### EXERCISE INSTRUCTIONS
Return exactly the lines of the entries that start at the line containing "Convert this screenshot" and continue to the last line. Omit the pictures.

### TASK INPUTS

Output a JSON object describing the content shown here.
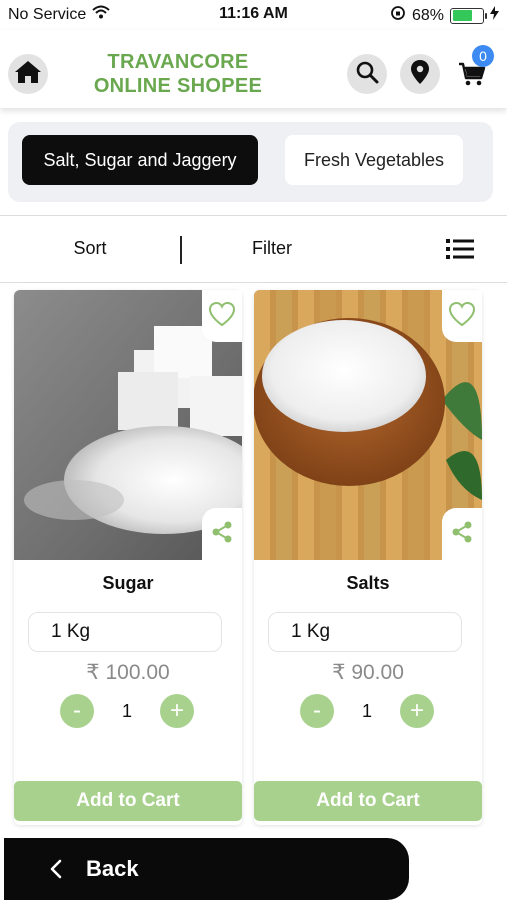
{
  "status_bar": {
    "carrier": "No Service",
    "time": "11:16 AM",
    "battery": "68%",
    "battery_level": 0.68,
    "icons": [
      "wifi-icon",
      "orientation-lock-icon",
      "battery-icon",
      "charging-icon"
    ]
  },
  "header": {
    "brand_line1": "TRAVANCORE",
    "brand_line2": "ONLINE SHOPEE",
    "cart_count": "0",
    "icons": [
      "home-icon",
      "search-icon",
      "location-pin-icon",
      "cart-icon"
    ]
  },
  "categories": [
    {
      "label": "Salt, Sugar and Jaggery",
      "active": true
    },
    {
      "label": "Fresh Vegetables",
      "active": false
    }
  ],
  "toolbar": {
    "sort_label": "Sort",
    "filter_label": "Filter",
    "icons": [
      "list-view-icon"
    ]
  },
  "products": [
    {
      "name": "Sugar",
      "quantity": "1 Kg",
      "price": "₹ 100.00",
      "count": "1",
      "add_label": "Add to Cart",
      "minus": "-",
      "plus": "+"
    },
    {
      "name": "Salts",
      "quantity": "1 Kg",
      "price": "₹ 90.00",
      "count": "1",
      "add_label": "Add to Cart",
      "minus": "-",
      "plus": "+"
    }
  ],
  "back": {
    "label": "Back"
  },
  "colors": {
    "brand_green": "#6aa84f",
    "light_green": "#a9d18e",
    "active_tab": "#0d0d0d",
    "badge_blue": "#3d8bf2"
  }
}
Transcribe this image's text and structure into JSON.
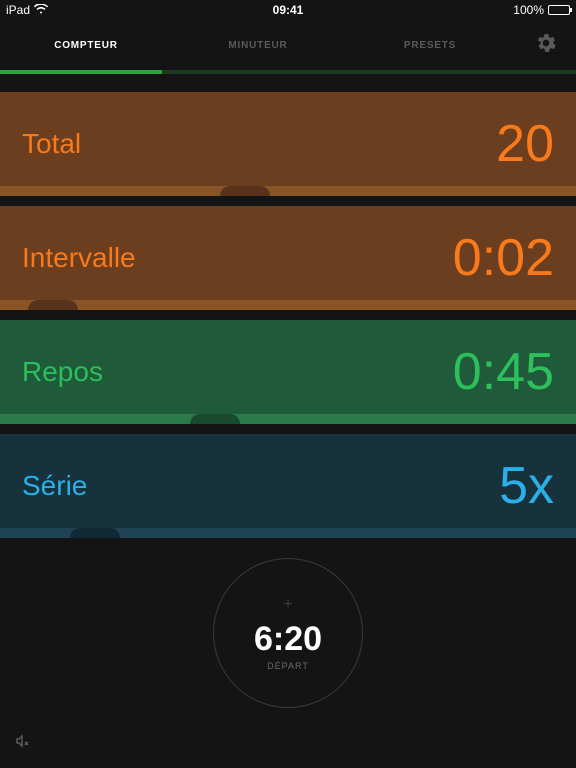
{
  "status_bar": {
    "device": "iPad",
    "time": "09:41",
    "battery_text": "100%"
  },
  "tabs": [
    {
      "label": "COMPTEUR",
      "active": true
    },
    {
      "label": "MINUTEUR",
      "active": false
    },
    {
      "label": "PRESETS",
      "active": false
    }
  ],
  "rows": {
    "total": {
      "label": "Total",
      "value": "20"
    },
    "intervalle": {
      "label": "Intervalle",
      "value": "0:02"
    },
    "repos": {
      "label": "Repos",
      "value": "0:45"
    },
    "serie": {
      "label": "Série",
      "value": "5x"
    }
  },
  "start": {
    "plus": "+",
    "time": "6:20",
    "label": "DÉPART"
  }
}
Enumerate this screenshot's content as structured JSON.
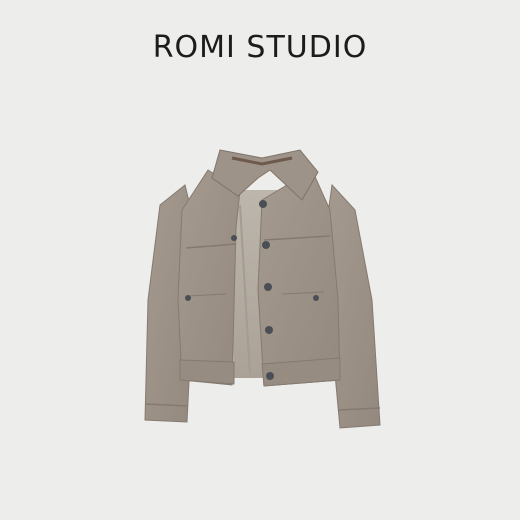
{
  "brand": {
    "name": "ROMI STUDIO"
  },
  "product": {
    "image_icon": "suede-trucker-jacket-photo",
    "colors": {
      "background": "#ededec",
      "suede": "#a09589",
      "suede_dark": "#8b8075",
      "lining": "#b7b0a6",
      "button": "#4a4f55"
    }
  }
}
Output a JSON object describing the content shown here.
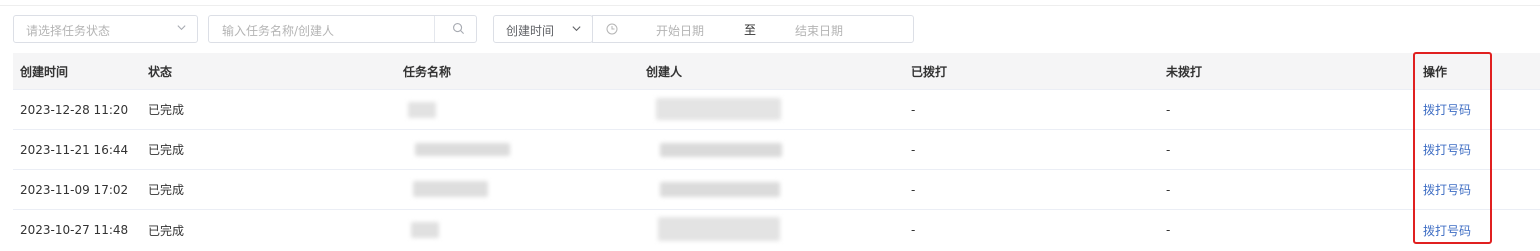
{
  "filters": {
    "status_placeholder": "请选择任务状态",
    "search_placeholder": "输入任务名称/创建人",
    "date_type": "创建时间",
    "date_start_placeholder": "开始日期",
    "date_separator": "至",
    "date_end_placeholder": "结束日期"
  },
  "table": {
    "headers": [
      "创建时间",
      "状态",
      "任务名称",
      "创建人",
      "已拨打",
      "未拨打",
      "操作"
    ],
    "rows": [
      {
        "created": "2023-12-28 11:20",
        "status": "已完成",
        "task": "",
        "creator": "",
        "dialed": "-",
        "undialed": "-",
        "action": "拨打号码"
      },
      {
        "created": "2023-11-21 16:44",
        "status": "已完成",
        "task": "",
        "creator": "",
        "dialed": "-",
        "undialed": "-",
        "action": "拨打号码"
      },
      {
        "created": "2023-11-09 17:02",
        "status": "已完成",
        "task": "",
        "creator": "",
        "dialed": "-",
        "undialed": "-",
        "action": "拨打号码"
      },
      {
        "created": "2023-10-27 11:48",
        "status": "已完成",
        "task": "",
        "creator": "",
        "dialed": "-",
        "undialed": "-",
        "action": "拨打号码"
      }
    ]
  },
  "icons": {
    "status_chevron": "chevron-down-icon",
    "search": "search-icon",
    "date_chevron": "chevron-down-icon",
    "clock": "clock-icon"
  },
  "colors": {
    "link": "#3f6ec4",
    "highlight": "#e02020",
    "header_bg": "#f5f5f6"
  }
}
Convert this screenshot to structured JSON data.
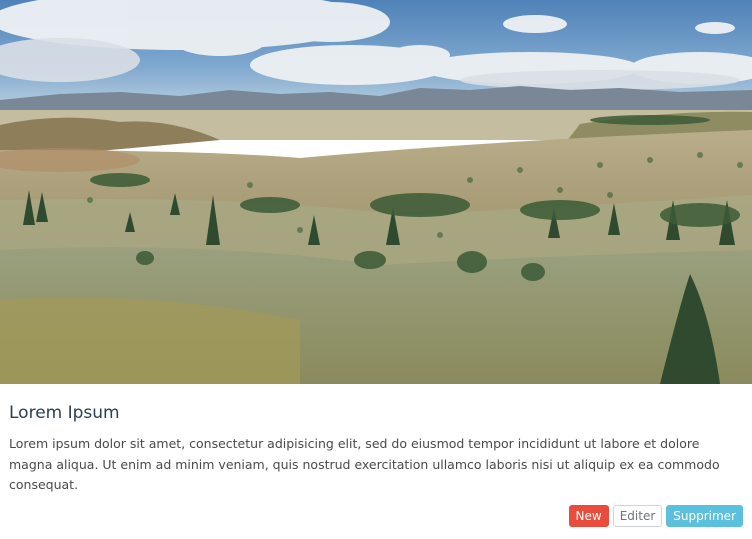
{
  "card": {
    "title": "Lorem Ipsum",
    "text": "Lorem ipsum dolor sit amet, consectetur adipisicing elit, sed do eiusmod tempor incididunt ut labore et dolore magna aliqua. Ut enim ad minim veniam, quis nostrud exercitation ullamco laboris nisi ut aliquip ex ea commodo consequat.",
    "buttons": {
      "new": "New",
      "edit": "Editer",
      "delete": "Supprimer"
    }
  },
  "colors": {
    "title": "#2c3e50",
    "danger": "#e74c3c",
    "info": "#5bc0de"
  }
}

### SOLUTION
Convert this screenshot to structured JSON data.
{
  "card": {
    "title": "Lorem Ipsum",
    "text": "Lorem ipsum dolor sit amet, consectetur adipisicing elit, sed do eiusmod tempor incididunt ut labore et dolore magna aliqua. Ut enim ad minim veniam, quis nostrud exercitation ullamco laboris nisi ut aliquip ex ea commodo consequat.",
    "buttons": {
      "new": "New",
      "edit": "Editer",
      "delete": "Supprimer"
    }
  },
  "colors": {
    "title": "#2c3e50",
    "danger": "#e74c3c",
    "info": "#5bc0de"
  }
}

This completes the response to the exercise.